Free Prostate Screenings May Detect Cancer, Save Lives
DURHAM, N.C. -- Edward Boyd's doctors saw danger lurking in his past and his future. Prostate cancer had befallen his father, and Boyd is African American. Both are significant risk factors that made Boyd a likely candidate to develop the disease.
"I was aware that I was at higher risk, but not concerned," said Boyd, who was feeling just fine at the time.
Nonetheless, Boyd agreed to a prostate-screening test, a simple exam that may have saved his life. Blood tests revealed elevated levels of prostate-specific antigens that signal the presence of cancer. Luckily, doctors caught his case early, before it had spread. They removed his prostate gland and Boyd has felt fine ever since.
Boyd's perspective has changed considerably since that day of reckoning in the late 1980s. "I think you have to tell people that screening is a life-or-death situation," he now says to those who ask.
Indeed, Boyd's outcome could have been far worse, say doctors at Lincoln Community Health Center, where a free prostate screening will be held this Saturday as part of National Prostate Cancer Awareness Week.
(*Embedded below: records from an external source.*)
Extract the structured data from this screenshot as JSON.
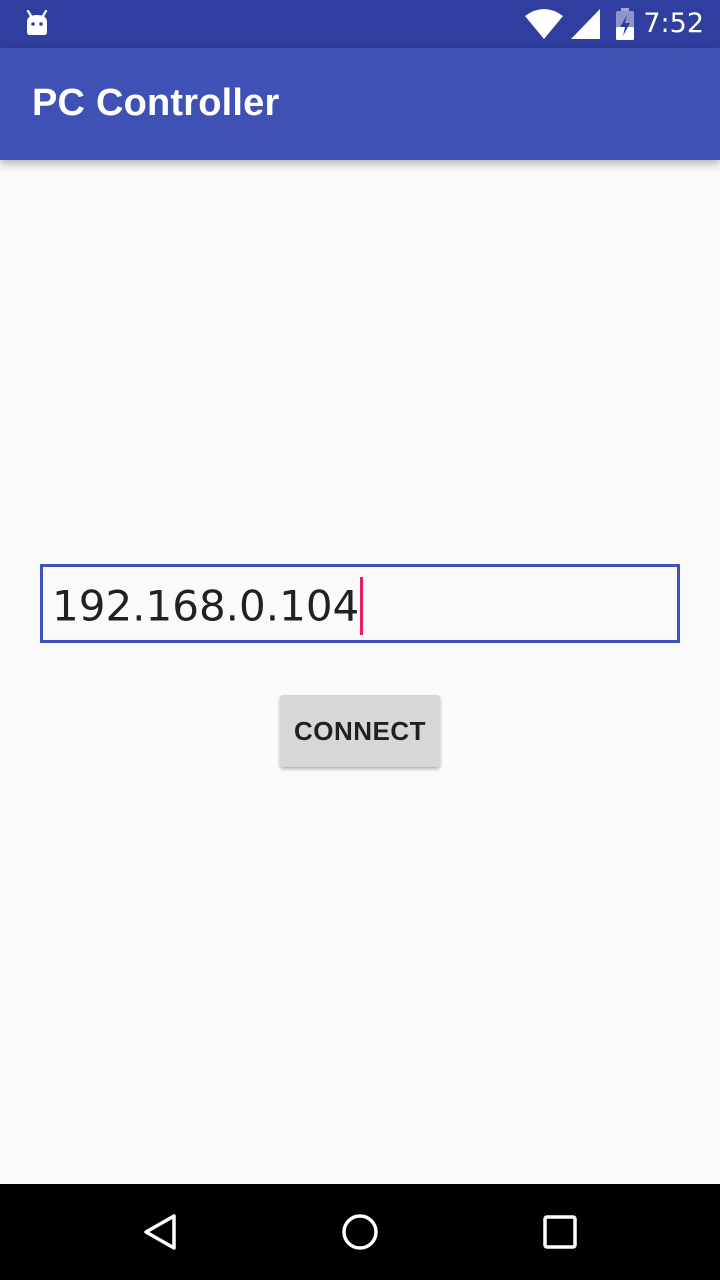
{
  "status_bar": {
    "time": "7:52",
    "icons": [
      "android-debug-icon",
      "wifi-icon",
      "cell-signal-icon",
      "battery-charging-icon"
    ],
    "background_color": "#303f9f"
  },
  "app_bar": {
    "title": "PC Controller",
    "background_color": "#3f51b5"
  },
  "main": {
    "ip_input": {
      "value": "192.168.0.104",
      "focused": true,
      "border_color": "#3f51b5",
      "cursor_color": "#e91e63"
    },
    "connect_button": {
      "label": "CONNECT",
      "background_color": "#d6d7d7"
    }
  },
  "nav_bar": {
    "buttons": [
      "back-icon",
      "home-icon",
      "recents-icon"
    ],
    "background_color": "#000000"
  }
}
More than 30,000 men die each year of the disease, out of the 200,000 men who are diagnosed with prostate cancer annually. African-American men are far more likely to develop the disease than white men, and they are more than twice as likely to die from it.
"Early prostate cancer may not have any symptoms, which is why screenings are so important," said Mary Baldwin, director of Nursing at Lincoln Community Health Center. Screening examinations take only 10 or 15 minutes; if caught early, prostate cancer can be treated effectively and with few residual problems.
Boyd, now 76, has experienced no side effects related to the surgery. "I give my doctor and the good Lord all the credit," said Boyd, a member of Lincoln's prostate cancer education and support group that meets monthly.
Yearly screenings are recommended for men over 40 who are in high-risk groups, and men over 50 who are not at risk. The majority of prostate cancer cases occur in men over 50, with 70 percent of cases occurring in men over the age of 65.
This weekend's screenings are open to men over the age of 40 and will include a digital rectal exam to detect any abnormalities of the prostate and a blood test to screen for elevated levels of a prostate-specific antigen, or PSA, that may indicate cancer. Educational materials about prostate cancer and prostate health will also be distributed.
The screenings are sponsored by the Duke University Health System, the American Cancer Society and Cornucopia House. Prostate Cancer Awareness Week runs from Sept. 15-22.
For more information about the Lincoln Community Health Center screenings, call (919) 956-4025. To find out more about the Duke screening, call (919) 419-5506.